Start young, make it fun for the dog, always end training session on a positive note and you will get positive results...no need to drag a pound of feed along for training time.
Hell one could say a damn shock collar is positive/negative feedback. But those things, IMHO, are a terrible training tool.
Shock collars, used properly for the proper reason on the proper dog can be a good tool and give great results. But you could never call it positive reinforcement.
As I said
Oh wait, another fat and lazy dog that had treats used.
He went on to win the world championship that year, and I believe the next as well.
>>sigh<< and my point being...when training is done properly, there is no need for food reward.
And my point is your own bias caused you to make a blatantly false statement.
In my nearly twenty years of breeding and training stock dogs, as well as protection dogs Ive found that the type of training needed depends more on the dog than the owner.
This guy was a regional champ in OK for bite work. He refused treats even as a pup.
Now THERE is something i will agree with you on...one MUST remain flexible when training...but "my bias" is not "blatantly false". i have simply found little or no need for treats. I have found it sets a bad precedent, I dont use it and have, as of yet, found no need for it.
My current field Champion...
He has also earned himself quite the reputation in this neighborhood as a guard dog NOT to be trifled with.
A little story, one of MANY....
We had some illegals move into the apartment across from the back corner of the property. Instead of taking the alley, one illegal decided he would just cut thru our property. (we have a double wide/double long lot 50x 100 yds) One day, after being alerted by the Champ, who was on the back enclosed porch sunning himself, i barked at said illegal about private property and I didnt appreciate him cutting thru the yard. He jabbered something at me in his native tongue that i am sure was none to flattering.

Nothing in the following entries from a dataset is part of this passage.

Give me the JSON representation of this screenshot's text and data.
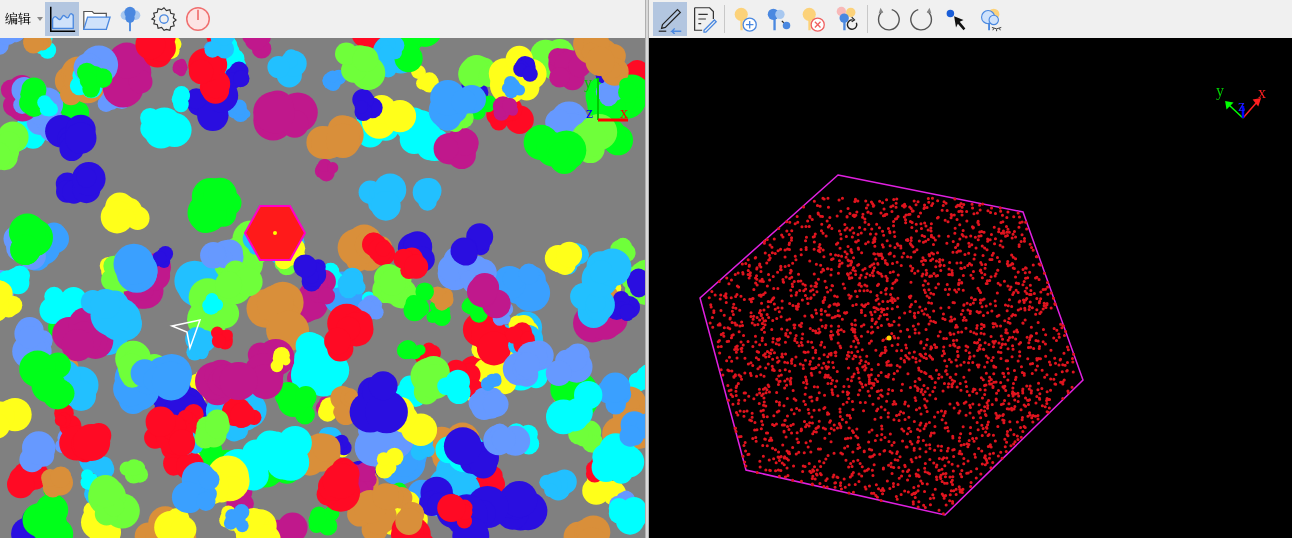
{
  "left_toolbar": {
    "mode": "编辑",
    "tools": [
      {
        "kind": "chart",
        "selected": true
      },
      {
        "kind": "folder",
        "selected": false
      },
      {
        "kind": "tree",
        "selected": false
      },
      {
        "kind": "gear",
        "selected": false
      },
      {
        "kind": "power",
        "selected": false
      }
    ]
  },
  "right_toolbar": {
    "tools": [
      {
        "kind": "pencil-undo",
        "selected": true
      },
      {
        "kind": "doc-edit",
        "selected": false
      },
      {
        "kind": "separator"
      },
      {
        "kind": "tree-add",
        "selected": false
      },
      {
        "kind": "tree-move",
        "selected": false
      },
      {
        "kind": "tree-delete",
        "selected": false
      },
      {
        "kind": "tree-refresh",
        "selected": false
      },
      {
        "kind": "separator"
      },
      {
        "kind": "undo",
        "selected": false
      },
      {
        "kind": "redo",
        "selected": false
      },
      {
        "kind": "pointer",
        "selected": false
      },
      {
        "kind": "cloud-hide",
        "selected": false
      }
    ]
  },
  "left_view": {
    "axis_labels": [
      "y",
      "z",
      "x"
    ]
  },
  "right_view": {
    "axis_labels": [
      "y",
      "z",
      "x"
    ]
  }
}
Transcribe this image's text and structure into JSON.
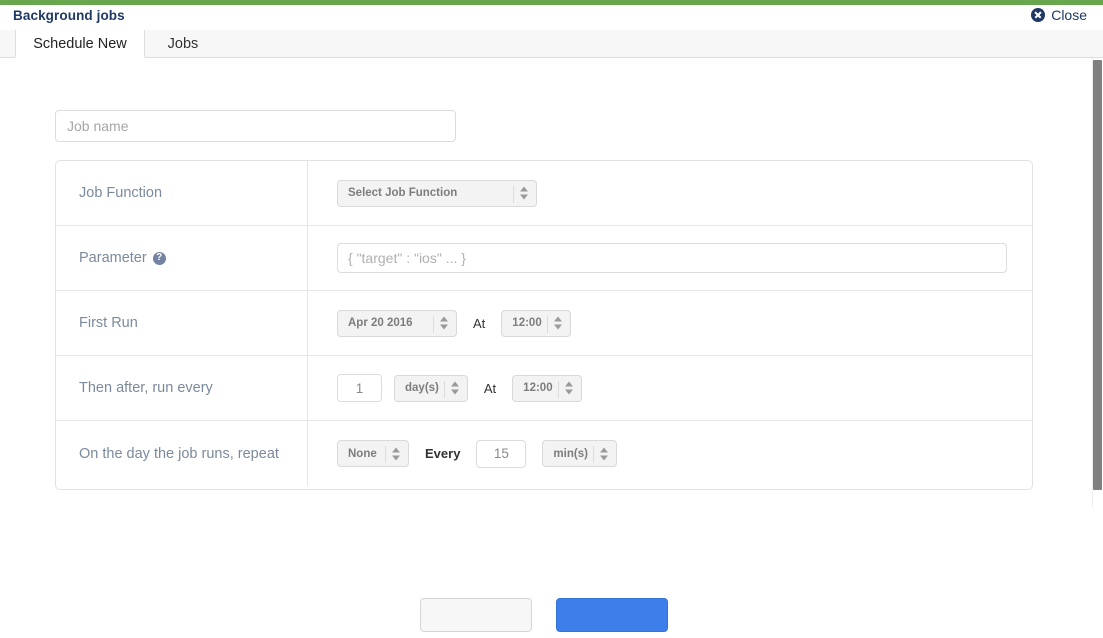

After about 3 meeting like this, one day it just so happened i was out in the barn working on a project and i heard the beast raising cain. (hes always out with me and NEVER on a lead/leash/run) I look out and afore mention illegal is halfway up my black walnut in the middle of the property. It was amazing, said idiot rememberd how to speak english. He demanded i call off my dog. To which i responded, "you were told about trespassing, now you can sit and learn about american property rights." About every hour i would look out and see the Champ just lounging under the tree and illegal hanging on for dear life. 3 hours later i went up to the house and called the Champ off...not because I felt sorry for the illegal, but because i ran out of beer in the barn fridge and had to get some from the house.
::edit:: Thats a DERN good lookin' pup you have there!!!
You said that training with treats will make a dog fat and lazy. That was a blatantly false statement.
In my experience, watching others use food as reward, this is what i have seen. I will NEVER recommend food reward as a training technique. Too many other ways to go about it to get the response you want.
I am with FMJ on this one. We had dogs for years and we never used treats while training. Praise when acceptable, and punishment when necessary always worked fine for our english springers, and golden retrievers.
That said, there is nothing wrong with using treats as a motivator, i have a buddy with to pitbulls he used treats to train, and they are every bit as well trained as our dogs were. I think it really depends on the trainers preference.
Thank you. He was one of those special dogs that you only find a few of in your life. A hundred and thirty pounds of mutt that originally came to us in a two pound bundle of starved bones.
But he is no longer with us.